I recently ran across an article about the Rhode Island legislature’s hearing on community college spending. In July, the Legislature heard testimony from the president of the Community College of Rhode Island (CCRI). CCRI is Rhode Island’s only community college. It is also the largest community college in New England, with an enrollment of about 17,000 and six campuses statewide. The legislators’ major focus is accountability, following CCRI President Meghan Hughes appearance at the hearing.
The Legislature has taken issue with Hughes’ hiring of five high-level administrators – all of whom come from out of state. According to them, Hughes did not disclose the hires during a budget presentation to the House Finance Committee. During her testimony, Hughes indicated that CCRI had frozen all non-necessary hiring. In fact, the five new hires add more than $500,000 to CCRI’s annual budget, when figuring in salaries and benefits costs.
In the past, legislators have not required department heads or college presidents to testify under oath. Following Hughes’ testimony, however, that may change. Lawmakers believe Hughes misled them by not answering their questions fully, or by directing them away from spending issues at CCRI.
Rhode Island’s community college system is different than the one we have here. Noticeably, the State plays a much larger role in college governance. But the episode brings up a point. The legislators were upset by the hiring of five high-level administrators, all of whom were deans, directors or program managers. The legislature asked pointed questions of the president, and felt deceived when they discovered that Hughes had not been completely forthright in her responses.
When the trustees don’t demand accountability, we don’t get accountability
The State of Rhode Island relies on the Legislature to provide financial oversight of its community college. The State of Michigan and the Washtenaw County taxpayers expect the WCC Trustees to provide the same kind of pointed oversight. We rely on our elected trustees to ask hard questions and to reject poor spending decisions – such as the hiring of five high-level administrators.
As a group, Washtenaw County taxpayers, the State of Michigan and WCC students pay for almost all of WCC’s operations. Collectively, we have one shot at accountability for the tens of millions of dollars we provide annually to fund WCC. We have fully invested that one shot in the Board of Trustees. So when the Board of Trustees fails to:
- Ask a single credible question about major expenditures
- Demand accountability from the President (and her ten Vice Presidents and more than 40 deans and directors)
- Reject the President’s incessant requests to hire more administrators
- Demand that the President properly care for the infrastructure on campus
- Ask questions about why such a well-funded community college has a structural deficit
They fail all of us – the taxpayers, the State of Michigan and the students.
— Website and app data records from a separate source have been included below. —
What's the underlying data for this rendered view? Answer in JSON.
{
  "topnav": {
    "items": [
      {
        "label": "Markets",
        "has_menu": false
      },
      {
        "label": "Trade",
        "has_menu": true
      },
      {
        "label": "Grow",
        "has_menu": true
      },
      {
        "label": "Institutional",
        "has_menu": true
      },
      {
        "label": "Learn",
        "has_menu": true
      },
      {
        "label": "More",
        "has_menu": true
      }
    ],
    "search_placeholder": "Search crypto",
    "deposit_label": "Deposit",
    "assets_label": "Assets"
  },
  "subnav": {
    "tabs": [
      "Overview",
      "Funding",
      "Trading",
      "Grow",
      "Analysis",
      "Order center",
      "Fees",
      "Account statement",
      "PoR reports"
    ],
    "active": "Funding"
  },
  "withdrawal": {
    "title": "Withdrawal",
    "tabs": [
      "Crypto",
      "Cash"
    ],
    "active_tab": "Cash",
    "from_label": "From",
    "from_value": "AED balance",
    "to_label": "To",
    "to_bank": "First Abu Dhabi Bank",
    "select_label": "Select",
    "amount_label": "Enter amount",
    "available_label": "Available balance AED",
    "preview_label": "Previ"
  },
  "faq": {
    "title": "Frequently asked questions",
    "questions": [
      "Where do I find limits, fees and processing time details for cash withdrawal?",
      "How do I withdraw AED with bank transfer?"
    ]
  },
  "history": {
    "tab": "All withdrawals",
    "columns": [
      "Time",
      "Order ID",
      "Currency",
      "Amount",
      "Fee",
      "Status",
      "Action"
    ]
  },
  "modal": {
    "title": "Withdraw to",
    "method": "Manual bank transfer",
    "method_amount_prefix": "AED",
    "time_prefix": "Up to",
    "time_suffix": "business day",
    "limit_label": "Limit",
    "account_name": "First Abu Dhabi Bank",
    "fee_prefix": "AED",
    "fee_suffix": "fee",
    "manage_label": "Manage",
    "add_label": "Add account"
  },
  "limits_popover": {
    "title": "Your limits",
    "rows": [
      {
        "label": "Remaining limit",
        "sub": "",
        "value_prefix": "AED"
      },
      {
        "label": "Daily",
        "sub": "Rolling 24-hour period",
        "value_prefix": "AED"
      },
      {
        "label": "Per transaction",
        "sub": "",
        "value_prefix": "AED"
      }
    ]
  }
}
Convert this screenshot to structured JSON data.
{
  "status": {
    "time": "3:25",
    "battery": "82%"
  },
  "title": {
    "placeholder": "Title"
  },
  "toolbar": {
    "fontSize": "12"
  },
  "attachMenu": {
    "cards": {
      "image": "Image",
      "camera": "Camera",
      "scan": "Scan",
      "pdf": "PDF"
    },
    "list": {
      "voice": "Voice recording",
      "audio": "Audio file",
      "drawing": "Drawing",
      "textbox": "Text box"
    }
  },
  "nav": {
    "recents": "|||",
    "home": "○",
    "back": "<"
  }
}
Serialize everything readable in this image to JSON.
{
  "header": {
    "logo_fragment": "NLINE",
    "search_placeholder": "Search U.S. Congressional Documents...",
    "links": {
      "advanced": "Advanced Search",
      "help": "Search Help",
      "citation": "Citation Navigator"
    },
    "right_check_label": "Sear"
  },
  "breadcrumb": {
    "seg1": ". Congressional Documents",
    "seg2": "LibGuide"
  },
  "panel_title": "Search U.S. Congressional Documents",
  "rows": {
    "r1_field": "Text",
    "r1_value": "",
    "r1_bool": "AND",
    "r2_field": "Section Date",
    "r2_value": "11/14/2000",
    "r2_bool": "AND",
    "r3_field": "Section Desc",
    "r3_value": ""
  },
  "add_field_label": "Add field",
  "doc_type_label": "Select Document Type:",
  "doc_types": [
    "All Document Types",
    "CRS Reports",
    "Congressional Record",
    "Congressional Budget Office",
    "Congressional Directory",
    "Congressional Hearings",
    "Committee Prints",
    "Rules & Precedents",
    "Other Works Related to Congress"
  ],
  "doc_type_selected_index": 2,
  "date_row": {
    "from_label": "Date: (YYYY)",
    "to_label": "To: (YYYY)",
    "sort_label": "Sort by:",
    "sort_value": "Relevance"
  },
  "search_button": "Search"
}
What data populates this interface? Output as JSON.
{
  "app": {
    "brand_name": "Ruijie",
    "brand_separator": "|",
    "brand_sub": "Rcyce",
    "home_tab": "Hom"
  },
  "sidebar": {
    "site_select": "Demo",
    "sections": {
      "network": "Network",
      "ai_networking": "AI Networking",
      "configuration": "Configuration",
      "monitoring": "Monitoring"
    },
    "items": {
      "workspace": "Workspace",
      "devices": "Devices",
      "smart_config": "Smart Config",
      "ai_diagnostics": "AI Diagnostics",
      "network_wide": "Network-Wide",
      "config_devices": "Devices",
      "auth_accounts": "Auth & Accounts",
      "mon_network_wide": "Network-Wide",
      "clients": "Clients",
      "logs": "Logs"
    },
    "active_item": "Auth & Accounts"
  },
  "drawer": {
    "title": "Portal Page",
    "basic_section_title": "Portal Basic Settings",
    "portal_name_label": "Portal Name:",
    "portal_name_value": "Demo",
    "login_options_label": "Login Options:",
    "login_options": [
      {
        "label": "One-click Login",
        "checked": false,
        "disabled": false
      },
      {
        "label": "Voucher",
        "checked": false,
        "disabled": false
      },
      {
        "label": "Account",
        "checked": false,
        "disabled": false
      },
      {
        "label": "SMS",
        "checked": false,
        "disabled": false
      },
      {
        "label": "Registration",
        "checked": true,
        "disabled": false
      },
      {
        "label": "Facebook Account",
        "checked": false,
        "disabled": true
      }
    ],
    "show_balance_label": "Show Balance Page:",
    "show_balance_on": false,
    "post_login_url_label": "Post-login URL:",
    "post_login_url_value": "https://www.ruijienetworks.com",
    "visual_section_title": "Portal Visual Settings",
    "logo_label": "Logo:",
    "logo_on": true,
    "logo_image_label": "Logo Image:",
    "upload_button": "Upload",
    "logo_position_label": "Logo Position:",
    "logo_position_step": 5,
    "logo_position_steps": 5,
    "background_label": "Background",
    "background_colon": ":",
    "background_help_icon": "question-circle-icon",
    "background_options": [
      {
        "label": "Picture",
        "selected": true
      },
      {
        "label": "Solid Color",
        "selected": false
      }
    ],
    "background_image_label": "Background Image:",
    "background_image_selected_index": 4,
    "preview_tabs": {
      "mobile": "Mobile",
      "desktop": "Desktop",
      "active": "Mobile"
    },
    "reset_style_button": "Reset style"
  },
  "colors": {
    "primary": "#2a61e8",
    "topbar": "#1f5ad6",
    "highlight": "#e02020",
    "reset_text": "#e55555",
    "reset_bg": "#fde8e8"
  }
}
We have a right to authentic accountability and the Trustees are supposed to provide it. They’ve been put into office for one reason – to watch the money.
Instead, we have a group of people with a perverse notion of their responsibilities to the community and the State of Michigan. For some reason, they believe themselves to be “advisors” to the President. Inexplicably, they have conned themselves into believing that they were elected to “support” the President. They are sound asleep.
In other words, no one is watching the money.
Photo Credit: Kevin Dooley , via Flickr